It will also give you a chance to work with macro photography, which often features a lot of large bokeh.
4. Christmas Figurines
If you’re not into photographing presents, use Christmas-themed objects instead.
5. Capture an Image Within an Image
If you want your image to be both sharp and soft, photograph a smartphone in front of your background.
This will reveal the scene and create beautiful bokeh at the same time.
6. Sillhouettes Against Bokeh
If you want to create mystery, outline an interesting figure, or make your subject anonymous, create silhouettes!
7. Christmas Costumes
8. Couple Photos
9. Bokeh Rich Background
Sometimes, photographing bokeh is enough. If you find a place filled with bright lights, use them to create a bokeh-rich image.
You can even use these photos in future diptych or double exposure projects!
10. Christmas Puppies and Kittens
11. Capture Atmospheric Portraits
To create an atmospheric portrait like this, use several light sources to light up various sides of your model’s face. A soft window or artificial light works very well.
The farther away the lights are, the softer the effect will be. To make the bokeh even larger, use a small f-number like f/1.8.
12. Tree-Shaped Bokeh
Bokeh doesn’t always have to be round. Show off your smartphone snapshots in front of an exciting, tree-shaped background like this one.
13. Create Your Own Custom Bokeh
Custom bokeh is a popular lens technique that involves cardboard and good cutting skills.
Use it to transform normal bokeh into hearts, stars, or letters.
14. Photograph Fairy Lights
If you don’t have anything else to photograph, take photos of fairy lights in front of other fairy lights. Your results will shine!
15. Glitter Bokeh
Instead of using a light source, use glitter to create bokeh. For the best results, use a macro lens.
16. Custom Bokeh Shapes
Use fairy lights to create custom bokeh outlines like this heart.

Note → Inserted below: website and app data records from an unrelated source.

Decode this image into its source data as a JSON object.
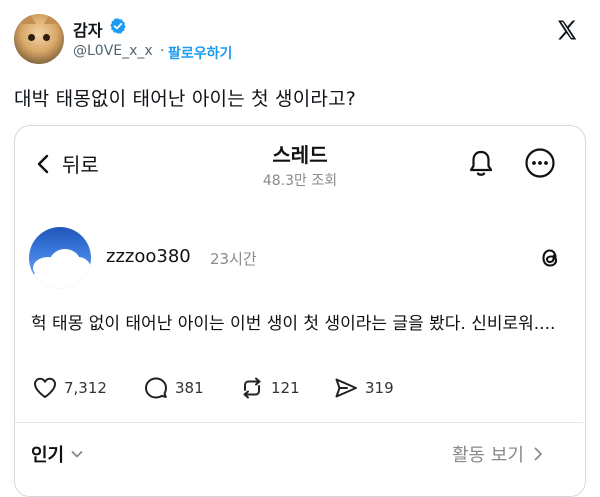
{
  "tweet": {
    "author_name": "감자",
    "handle": "@L0VE_x_x",
    "separator": "·",
    "follow_label": "팔로우하기",
    "text": "대박 태몽없이 태어난 아이는 첫 생이라고?"
  },
  "embed": {
    "back_label": "뒤로",
    "title": "스레드",
    "views": "48.3만 조회",
    "post": {
      "username": "zzzoo380",
      "time": "23시간",
      "body": "헉 태몽 없이 태어난 아이는 이번 생이 첫 생이라는 글을 봤다. 신비로워...."
    },
    "actions": {
      "likes": "7,312",
      "comments": "381",
      "reposts": "121",
      "shares": "319"
    },
    "sort_label": "인기",
    "activity_label": "활동 보기"
  },
  "icons": {
    "avatar": "cat-photo",
    "verified": "verified-badge-icon",
    "x_logo": "x-logo-icon",
    "back": "chevron-left-icon",
    "bell": "bell-icon",
    "more": "more-icon",
    "threads": "threads-logo-icon",
    "like": "heart-icon",
    "comment": "comment-icon",
    "repost": "repost-icon",
    "share": "share-icon"
  },
  "colors": {
    "accent": "#1d9bf0",
    "text": "#0f1419",
    "muted": "#8a8a8a"
  }
}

17. Christmas Treats
Cafés are full of beautiful lights during the holidays. Use them to photograph indoor Christmas-themed cups and decorations.
You can make it seem like bokeh is coming out of an object, like a cup, by manipulating your light source.
The best lights to use for this are fairy lights because they’re small and portable.
Of course, don’t forget to take a photo of your favourite place, gift, or Christmas treats.
18. Photograph Reflections
Take photos of holiday-themed reflections in glasses, puddles, and windows.
19. Creative Gift Wrapping
If you know someone with superb gift wrapping skills, show off their work in front of a crowd of bokeh.
20. Christmas Portraits
If you’re a portrait photographer, don’t forget to take candid photos of your subjects.
Photograph them enjoying a firework show, having fun with their loved ones, or sipping on a cup of hot chocolate.
21. Take Photos of Children
Since children adore Christmas, they’ll make your photos glow with joy and curiosity.
Photograph children in front of Christmas trees, outdoor decorations, and fairy lights.
22. Christmas Dinner
Before everyone sits down to celebrate, take a few photos of your table and food.
All the candles and Christmas lights will make them stand out.
23. Create Christmas Bokeh With Candles
Candles make perfect subjects and background bokeh. If flames don’t interest you, use them in your backgrounds to create warm Christmas bokeh.
24. Christmas Lights
Look for lights in unexpected locations. This miniature Christmas set has lots of tiny lights that are perfect for sharp Christmas bokeh photos.
Other Christmas lights and decorations also come with hidden bokeh opportunities.
This article has shown you both the technical and creative sides of Christmas bokeh photography. You can confidently capture all of December’s festivities.
Don’t forget to try out the ideas above, and experiment with different apertures. Go out there and make the most of this season’s creative opportunities.